Another ecological issue is that in the past, a lot of lead shot was used by hunters. In recent times, even when the lagoon is opened for hunting, only steel shot may be used.
Mosquito Creek flows into Hacks Lagoon, and any overflow flows into Bool Lagoon. Mosquito Creek used to continue out of Hacks Lagoon to spread out on the plains near Naracoorte, but is now blocked and any excess water is directed through a drain from Bool Lagoon to the coast near Beachport.
- "Terrestrial Protected Areas of South Australia (refer 'DETAIL' tab )". CAPAD 2016. Australian Government, Department of the Environment (DoE). 2016. Retrieved 21 February 2018.
- "Bool Lagoon Game Reserve and Hacks Lagoon Conservation Park Management and Ramsar Plan" (PDF). Department for Environment and Heritage. 2006. pp. iii, 1, 2, 5 & 9. Retrieved 15 January 2015.
- Walsh, Frank (8 June 1967). "FAUNA CONSERVATION ACT, 1964-1965: HUNDRED OF ROBERTSON—GAME RESERVE DECLARED" (PDF). The South Australian Government Gazette. South Australian government. p. 1746. Retrieved 23 September 2018.
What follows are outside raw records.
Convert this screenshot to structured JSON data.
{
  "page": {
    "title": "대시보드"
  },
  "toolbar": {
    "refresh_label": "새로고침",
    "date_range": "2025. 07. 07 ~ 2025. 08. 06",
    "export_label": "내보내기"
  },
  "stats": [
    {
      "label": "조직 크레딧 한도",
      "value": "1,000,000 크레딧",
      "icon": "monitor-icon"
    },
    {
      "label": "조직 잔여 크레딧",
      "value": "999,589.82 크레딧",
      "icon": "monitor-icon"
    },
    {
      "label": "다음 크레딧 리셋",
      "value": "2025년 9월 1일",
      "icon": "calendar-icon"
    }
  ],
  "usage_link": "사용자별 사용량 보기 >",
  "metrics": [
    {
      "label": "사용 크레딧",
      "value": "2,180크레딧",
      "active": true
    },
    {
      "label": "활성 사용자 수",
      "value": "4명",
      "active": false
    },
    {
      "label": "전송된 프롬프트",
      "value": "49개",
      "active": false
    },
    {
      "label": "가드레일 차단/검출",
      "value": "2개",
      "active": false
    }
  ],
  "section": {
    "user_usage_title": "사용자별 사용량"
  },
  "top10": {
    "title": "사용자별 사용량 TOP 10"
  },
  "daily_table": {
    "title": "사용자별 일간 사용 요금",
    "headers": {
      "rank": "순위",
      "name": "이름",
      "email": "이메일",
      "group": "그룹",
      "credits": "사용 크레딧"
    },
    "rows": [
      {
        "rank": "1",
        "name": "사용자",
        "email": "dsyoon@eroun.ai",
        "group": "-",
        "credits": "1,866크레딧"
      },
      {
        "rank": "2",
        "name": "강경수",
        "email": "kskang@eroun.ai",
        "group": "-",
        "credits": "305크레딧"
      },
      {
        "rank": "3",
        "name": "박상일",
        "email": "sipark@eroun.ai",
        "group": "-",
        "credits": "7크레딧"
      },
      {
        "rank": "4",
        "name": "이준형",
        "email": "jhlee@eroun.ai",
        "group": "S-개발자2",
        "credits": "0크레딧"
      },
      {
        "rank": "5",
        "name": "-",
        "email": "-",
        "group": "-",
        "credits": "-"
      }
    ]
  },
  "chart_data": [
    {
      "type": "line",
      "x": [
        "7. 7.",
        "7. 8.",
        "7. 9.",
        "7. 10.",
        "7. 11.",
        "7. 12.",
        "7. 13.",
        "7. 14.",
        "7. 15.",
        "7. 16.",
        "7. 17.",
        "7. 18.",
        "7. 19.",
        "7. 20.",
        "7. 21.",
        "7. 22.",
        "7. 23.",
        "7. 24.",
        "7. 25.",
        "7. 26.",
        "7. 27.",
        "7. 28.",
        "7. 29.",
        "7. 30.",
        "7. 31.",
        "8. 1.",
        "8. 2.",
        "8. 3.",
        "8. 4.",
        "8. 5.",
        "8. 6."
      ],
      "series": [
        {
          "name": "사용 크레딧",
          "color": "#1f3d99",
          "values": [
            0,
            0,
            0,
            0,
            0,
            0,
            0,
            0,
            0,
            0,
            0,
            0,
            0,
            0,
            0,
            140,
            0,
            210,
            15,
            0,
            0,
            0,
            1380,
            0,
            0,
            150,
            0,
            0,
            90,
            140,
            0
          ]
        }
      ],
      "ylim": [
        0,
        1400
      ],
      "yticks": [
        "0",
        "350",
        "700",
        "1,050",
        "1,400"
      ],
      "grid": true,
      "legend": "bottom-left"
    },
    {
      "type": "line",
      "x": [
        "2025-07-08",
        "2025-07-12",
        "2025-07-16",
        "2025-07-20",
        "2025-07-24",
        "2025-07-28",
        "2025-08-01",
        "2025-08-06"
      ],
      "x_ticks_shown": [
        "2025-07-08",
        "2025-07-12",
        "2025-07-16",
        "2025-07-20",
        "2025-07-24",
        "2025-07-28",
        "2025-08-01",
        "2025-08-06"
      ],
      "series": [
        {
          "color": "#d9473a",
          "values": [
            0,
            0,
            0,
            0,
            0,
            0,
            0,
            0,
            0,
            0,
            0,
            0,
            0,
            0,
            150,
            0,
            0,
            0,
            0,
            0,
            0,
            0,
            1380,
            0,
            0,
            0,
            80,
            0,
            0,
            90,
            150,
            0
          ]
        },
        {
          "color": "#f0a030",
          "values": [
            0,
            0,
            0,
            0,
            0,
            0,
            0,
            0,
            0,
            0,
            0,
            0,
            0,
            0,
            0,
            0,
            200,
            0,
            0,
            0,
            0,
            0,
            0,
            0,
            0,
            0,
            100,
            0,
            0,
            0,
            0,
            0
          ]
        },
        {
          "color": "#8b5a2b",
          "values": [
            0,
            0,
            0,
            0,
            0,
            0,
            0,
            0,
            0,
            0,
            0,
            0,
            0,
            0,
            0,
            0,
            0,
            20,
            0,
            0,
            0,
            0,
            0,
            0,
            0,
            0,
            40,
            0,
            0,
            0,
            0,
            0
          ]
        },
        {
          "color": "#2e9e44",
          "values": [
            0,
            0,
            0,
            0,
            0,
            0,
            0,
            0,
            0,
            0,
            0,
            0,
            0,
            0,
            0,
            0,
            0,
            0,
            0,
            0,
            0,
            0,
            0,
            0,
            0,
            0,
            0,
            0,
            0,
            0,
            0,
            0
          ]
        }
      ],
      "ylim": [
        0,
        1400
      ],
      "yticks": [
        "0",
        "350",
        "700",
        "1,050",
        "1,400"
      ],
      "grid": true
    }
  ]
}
- Walsh, Frank (8 June 1967). "CROWN LANDS ACT, 1929-1967: HUNDRED OF ROBERTSON—FAUNA CONSERVATION RESERVE DEDICATED" (PDF). The South Australian Government Gazette. South Australian government. p. 1746. Retrieved 23 September 2018.
- "Protected Areas Information System Reserve List" (PDF). Government of South Australia. 9 March 2018. Retrieved 26 April 2018.
- "Bool and Hacks Lagoons". Ramsar Sites Information Service. Retrieved 25 April 2018.
- Shard, A.J. (17 February 1972). "FAUNA CONSERVATION ACT, 1964-1965" (PDF). The South Australian Government Gazette. South Australian government. p. 575. Retrieved 23 September 2018.
- "No. 56 of 1972 (National Parks and Wildlife Act, 1972)". The South Australian Government Gazette. Government of South Australia: 660, 703 & 704. 27 April 1972. Retrieved 23 September 2018.
- "Bool Lagoon Game Reserve, Naracoorte (sic), SA, Australia - listing on the now-defunct Register of the National Estate (Place ID 8006)". Australian Heritage Database. Department of the Environment. 21 October 1980.
- "Bool and Hacks Lagoons". Secretariat of the Ramsar Convention. Retrieved 12 March 2015.